Gaebler acknowledged that “in some regards, we were not paying attention” when Apple introduced the iPod. When you think about it, that’s a product we invented – the portable audio player. In the late 1980s, when we saw people walking around with boom boxes on their shoulders, we said, ‘Oh, people want their music to be portable.’ We innovated in that category for a long time. The engineers in Japan came up with the Sony Walkman, but we are still learning a lot about this ongoing battle in the portable audio market. One of Apple’s advantages is that it really has only two products. It’s easier to focus on a few.”
Another audience member asked what the key takeaways are from product launches that don’t go well, and how that experience can change a company’s marketing strategy.
At Merck, the message “when you get a launch wrong is to remember to stay within your discipline,” said Lybrand. “If you start to believe the hype and you go out of your discipline,” you can get in trouble. Coca-Cola’s Benito agreed. When the international beverage company recently launched a new flavored sports drink that had to be reformulated four times in one year, Benito pointed to one factor as the reason for its failure: “We did not stay true to consumer principles. We thought we had a great tasting energy drink, because they don’t usually taste so good. But the reality is that (consumers) don’t want a great tasting energy drink. The cue for an energy drink is just to quench a thirst. When you don’t stay true to principles, you are going to fail.”
Sources of Inspiration
The panelists answered questions from audience members about fads vs. trends; the importance of securing new product space in retail outlets; the value in educating sales teams about new products; the value of market research, and barriers to product roll-out strategies. But a simple question about market “driving” development vs. market “driven” development – “Which is it for new products?” – sparked some of the panel’s most diverse comments.
“I would like 10% of our products to be market driven,” said Sony’s Gaebler. “But I would say that 90% is market driving. This might be heresy on this panel, but I think true innovators often don’t look for inspiration from (consumers). I think they look for it from design sources, technology sources.” Merck’s Lybrand saw it differently. “I’m wondering if they both aren’t the same thing. While your customers may not be able to articulate in exact words what they need, there is – in their underlying behaviors, attitudes and influences – the kernel of the idea. It’s our job as marketers to draw that from them. It will appear as though you have driven this yourself, but you haven’t.”

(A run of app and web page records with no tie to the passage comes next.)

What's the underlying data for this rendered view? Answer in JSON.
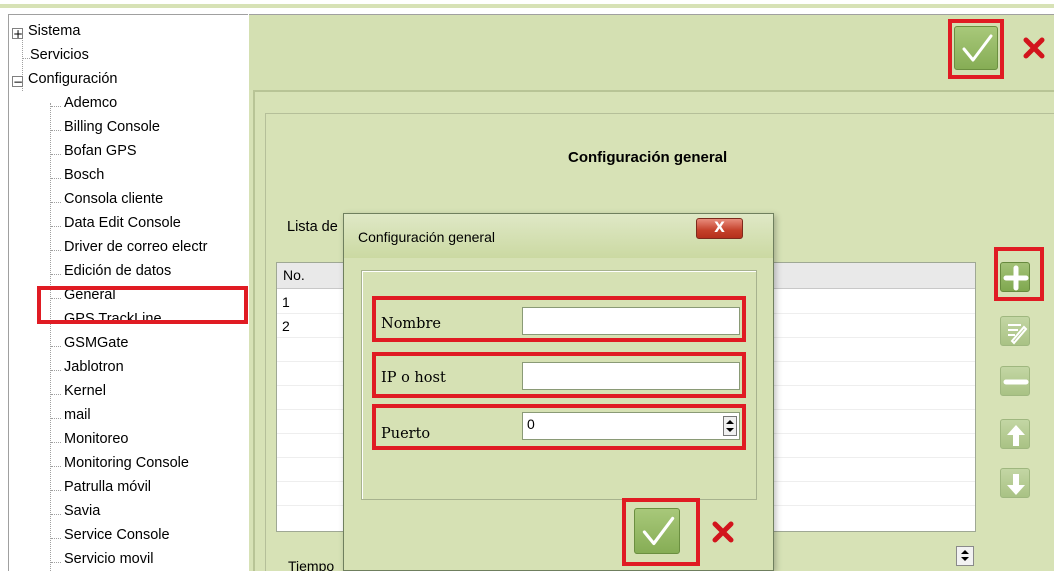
{
  "tree": {
    "items": [
      {
        "label": "Sistema",
        "expander": "+"
      },
      {
        "label": "Servicios"
      },
      {
        "label": "Configuración",
        "expander": "−"
      },
      {
        "label": "Ademco"
      },
      {
        "label": "Billing Console"
      },
      {
        "label": "Bofan GPS"
      },
      {
        "label": "Bosch"
      },
      {
        "label": "Consola cliente"
      },
      {
        "label": "Data Edit Console"
      },
      {
        "label": "Driver de correo electr"
      },
      {
        "label": "Edición de datos"
      },
      {
        "label": "General"
      },
      {
        "label": "GPS TrackLine"
      },
      {
        "label": "GSMGate"
      },
      {
        "label": "Jablotron"
      },
      {
        "label": "Kernel"
      },
      {
        "label": "mail"
      },
      {
        "label": "Monitoreo"
      },
      {
        "label": "Monitoring Console"
      },
      {
        "label": "Patrulla móvil"
      },
      {
        "label": "Savia"
      },
      {
        "label": "Service Console"
      },
      {
        "label": "Servicio movil"
      }
    ]
  },
  "main": {
    "section_title": "Configuración general",
    "list_label": "Lista de",
    "table": {
      "column_no": "No.",
      "rows": [
        "1",
        "2"
      ]
    },
    "tiempo_label": "Tiempo"
  },
  "dialog": {
    "title": "Configuración general",
    "close_label": "X",
    "fields": {
      "nombre_label": "Nombre",
      "nombre_value": "",
      "host_label": "IP o host",
      "host_value": "",
      "puerto_label": "Puerto",
      "puerto_value": "0"
    }
  },
  "icons": {
    "accept": "check-icon",
    "cancel": "close-icon",
    "add": "plus-icon",
    "edit": "edit-icon",
    "remove": "minus-icon",
    "up": "arrow-up-icon",
    "down": "arrow-down-icon"
  },
  "colors": {
    "highlight": "#e01b23",
    "panel": "#d7e2b6",
    "button": "#8db15e"
  }
}
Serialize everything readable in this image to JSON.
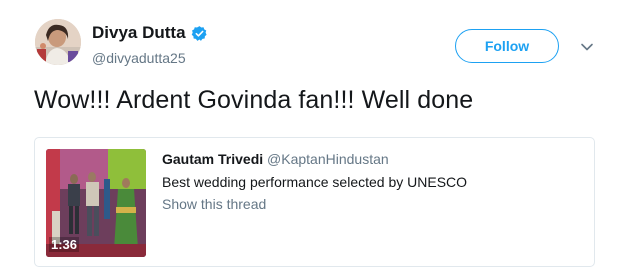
{
  "author": {
    "display_name": "Divya Dutta",
    "handle": "@divyadutta25",
    "verified": true,
    "avatar_icon": "user-avatar"
  },
  "actions": {
    "follow_label": "Follow",
    "more_icon": "chevron-down-icon"
  },
  "tweet": {
    "text": "Wow!!! Ardent Govinda fan!!! Well done"
  },
  "quoted_tweet": {
    "author_name": "Gautam Trivedi",
    "author_handle": "@KaptanHindustan",
    "text": "Best wedding performance selected by UNESCO",
    "show_thread_label": "Show this thread",
    "video_duration": "1:36"
  },
  "colors": {
    "brand_blue": "#1da1f2",
    "text_primary": "#14171a",
    "text_secondary": "#657786",
    "border": "#e1e8ed"
  }
}
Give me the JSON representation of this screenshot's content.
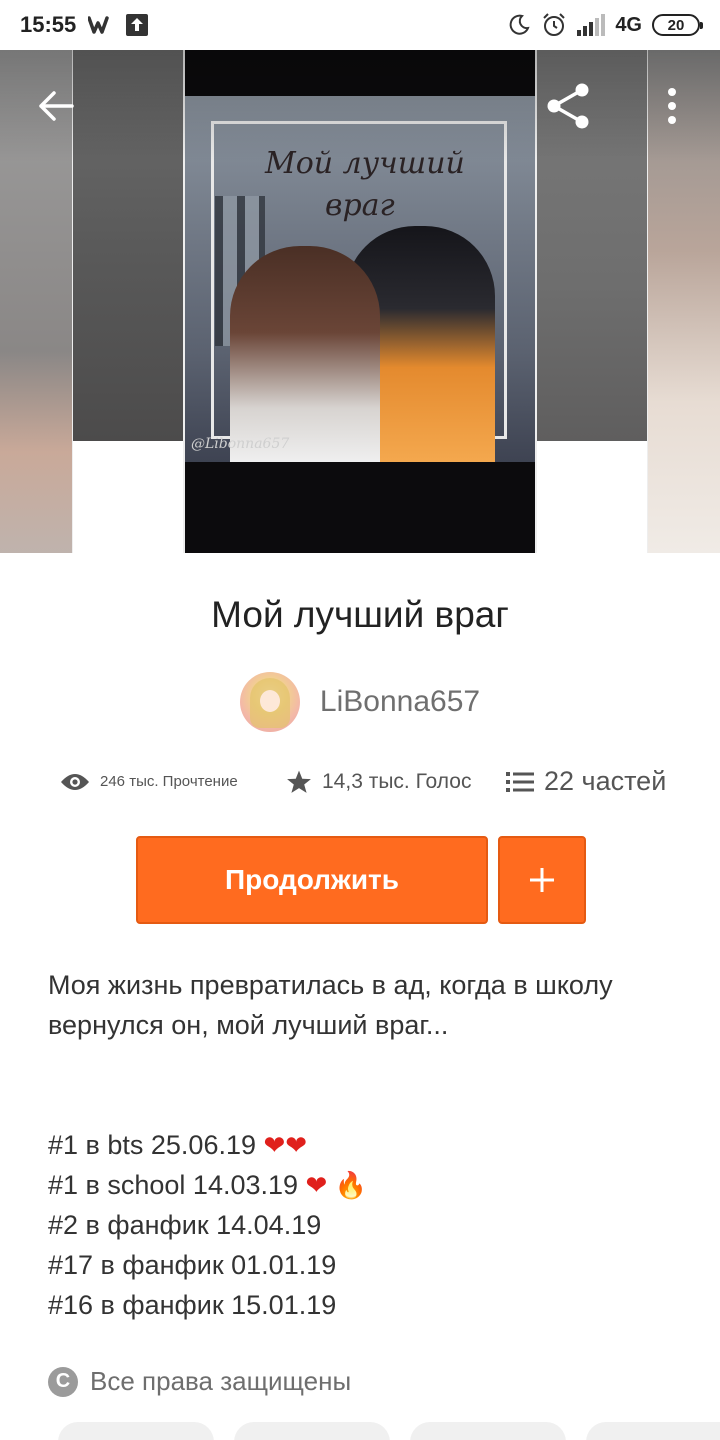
{
  "status_bar": {
    "time": "15:55",
    "network": "4G",
    "battery": "20"
  },
  "cover": {
    "title_line_1": "Мой лучший",
    "title_line_2": "враг",
    "signature": "@Libonna657"
  },
  "story": {
    "title": "Мой лучший враг",
    "author": "LiBonna657"
  },
  "stats": {
    "reads": "246 тыс. Прочтение",
    "votes": "14,3 тыс. Голос",
    "parts": "22 частей"
  },
  "actions": {
    "continue_label": "Продолжить",
    "add_label": "+"
  },
  "description": {
    "lines": [
      "Моя жизнь превратилась в ад, когда в школу",
      "вернулся он, мой лучший враг..."
    ],
    "rankings": [
      "#1 в bts 25.06.19",
      "#1 в school 14.03.19",
      "#2 в фанфик 14.04.19",
      "#17 в фанфик 01.01.19",
      "#16 в фанфик 15.01.19"
    ]
  },
  "copyright": {
    "text": "Все права защищены"
  },
  "icons": {
    "back": "arrow-left-icon",
    "share": "share-icon",
    "more": "more-vertical-icon",
    "reads": "eye-icon",
    "votes": "star-icon",
    "parts": "list-icon",
    "copyright": "copyright-icon"
  },
  "colors": {
    "accent": "#ff6b1f",
    "heart": "#e0201c"
  }
}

Campbell’s Brala argued for market-driven products. Why? “From a food standpoint, and from Campbell’s standpoint, some of our new product failures were products that were not market-driven smart. We launched a soup in a plastic package which was on the market for three years, but the consumer could never understand what was different or better about the plastic package than the can. We had the technology, but we didn’t bring it to market appropriately in a concept that made sense for consumers. We took lessons from that and used it to create Soup at Hand.”
Sometimes, argued Benito, creating a new product for consumers is ultimately “a very crude process. It’s kind of a circle. You have to be careful, but I think it’s a little bit of both market-driving and market driven. And if you get these two things working together, what happens? The synergies begin to build and there is perhaps a wonderful technology that [can be] attractive to the consumer.”